Are a Victim's Statements Just After the Crime Considered Excited Utterances ?
In People v. Norton, 164 AD2d 343, 563 N.Y.S.2d 802 (1990), the victim approached police officers for help within less than a minute of being stabbed.
The officers testified that the victim was sweating, pale, speaking rapidly and looked scared.
The officers testified that the victim got Into the patrol car and Immediately provided a description of his alleged assailant (the defendant), and about a minute later, the defendant's first name. (The victim and alleged assailant/defendant were sometime-associates.)
They arrived at the hospital ten minutes later, where the victim identified the defendant, who had been arrested and brought to the hospital by other officers.
Later, however, the victim recanted the Identification and refused to testify at the defendant's trial.
The trial court admitted the victim's statements as excited utterances.
In reversing, the appellate court opined that the declarant's injury, albeit requiring hospitalization and subsequent use of a crutch, was Insufficient "to have precipitated excited utterances In the legal sense." Id. at 353. the court noted that immediately alter the stabbing, the victim "had the presence of mind to go to the police and seek assistance." Id. at 355.
Later on, he had "enough" time to reflect during the ten-minute trip to the hospital.

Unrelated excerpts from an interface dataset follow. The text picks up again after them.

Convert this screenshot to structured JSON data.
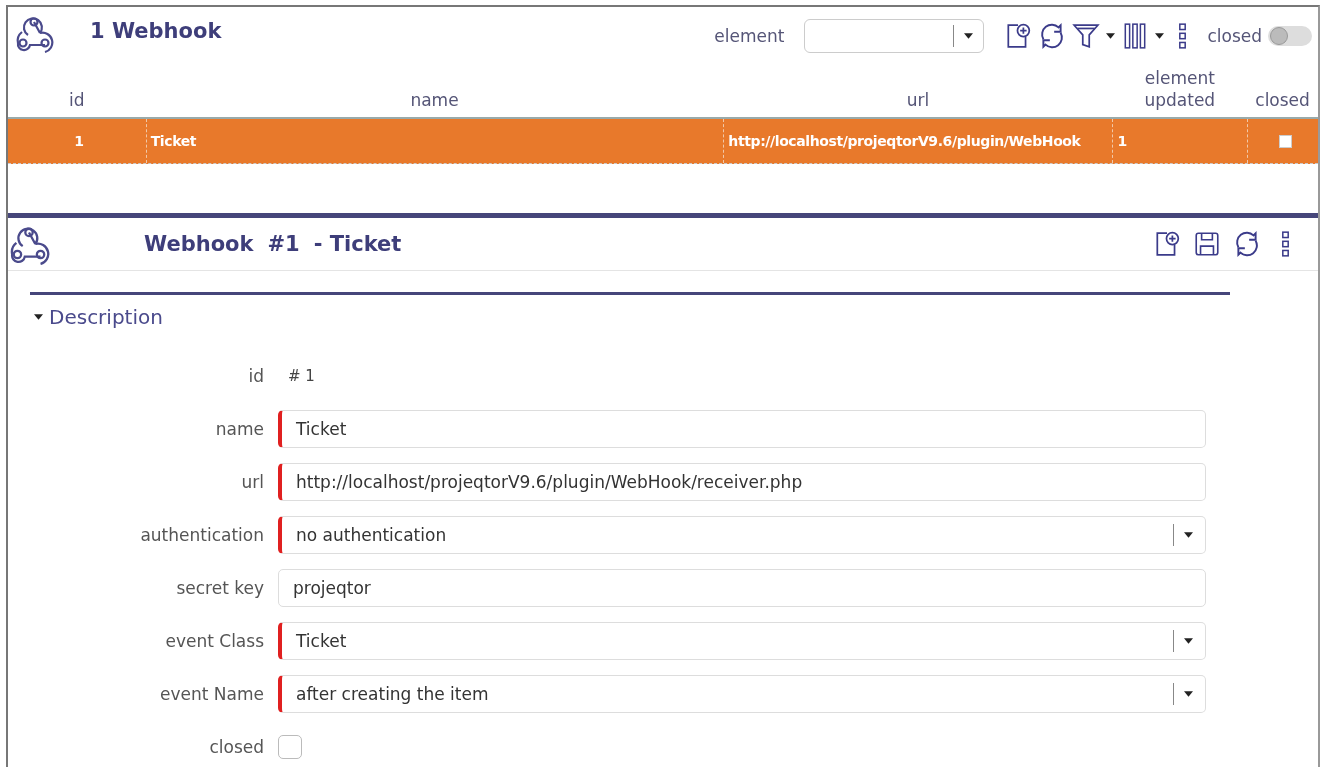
{
  "list": {
    "title": "1 Webhook",
    "filter_label": "element",
    "closed_label": "closed",
    "show_closed": false,
    "columns": [
      {
        "label": "id"
      },
      {
        "label": "name"
      },
      {
        "label": "url"
      },
      {
        "label": "element updated"
      },
      {
        "label": "closed"
      }
    ],
    "rows": [
      {
        "selected": true,
        "id": "1",
        "name": "Ticket",
        "url": "http://localhost/projeqtorV9.6/plugin/WebHook",
        "element_updated": "1",
        "closed": false
      }
    ]
  },
  "detail": {
    "title": "Webhook",
    "number": "#1",
    "subtitle": "- Ticket",
    "section": {
      "label": "Description",
      "expanded": true
    },
    "fields": [
      {
        "kind": "readonly",
        "label": "id",
        "value": "#  1"
      },
      {
        "kind": "text",
        "label": "name",
        "value": "Ticket",
        "required": true
      },
      {
        "kind": "text",
        "label": "url",
        "value": "http://localhost/projeqtorV9.6/plugin/WebHook/receiver.php",
        "required": true
      },
      {
        "kind": "select",
        "label": "authentication",
        "value": "no authentication",
        "required": true
      },
      {
        "kind": "text",
        "label": "secret key",
        "value": "projeqtor",
        "required": false
      },
      {
        "kind": "select",
        "label": "event Class",
        "value": "Ticket",
        "required": true
      },
      {
        "kind": "select",
        "label": "event Name",
        "value": "after creating the item",
        "required": true
      },
      {
        "kind": "checkbox",
        "label": "closed",
        "checked": false
      }
    ]
  }
}
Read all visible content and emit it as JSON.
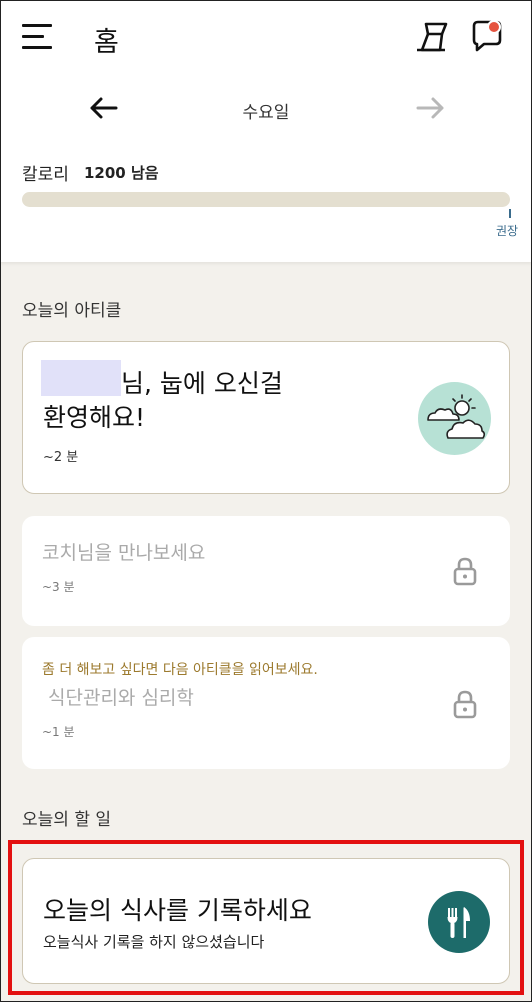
{
  "header": {
    "title": "홈",
    "day": "수요일"
  },
  "calorie": {
    "label": "칼로리",
    "remaining": "1200 남음",
    "recommended_label": "권장",
    "consumed_fraction": 0
  },
  "articles": {
    "section_title": "오늘의 아티클",
    "welcome": {
      "title_line1": "님, 눕에 오신걸",
      "title_line2": "환영해요!",
      "time": "~2 분"
    },
    "coach": {
      "title": "코치님을 만나보세요",
      "time": "~3 분"
    },
    "psych": {
      "note": "좀 더 해보고 싶다면 다음 아티클을 읽어보세요.",
      "title": "식단관리와 심리학",
      "time": "~1 분"
    }
  },
  "todo": {
    "section_title": "오늘의 할 일",
    "meal": {
      "title": "오늘의 식사를 기록하세요",
      "subtitle": "오늘식사 기록을 하지 않으셨습니다"
    }
  },
  "colors": {
    "accent_teal": "#1d6b6a",
    "highlight_red": "#e31010",
    "notification_dot": "#e5533f",
    "note_gold": "#9c7a2e"
  },
  "icons": {
    "menu": "hamburger-menu-icon",
    "report": "report-icon",
    "chat": "chat-icon",
    "prev": "arrow-left-icon",
    "next": "arrow-right-icon",
    "weather": "weather-icon",
    "lock": "lock-icon",
    "meal": "fork-knife-icon"
  }
}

"There is no rule stating that every time a complaining witness approaches a cop after an incident, that it's an ... excited utterance." Id. at 354.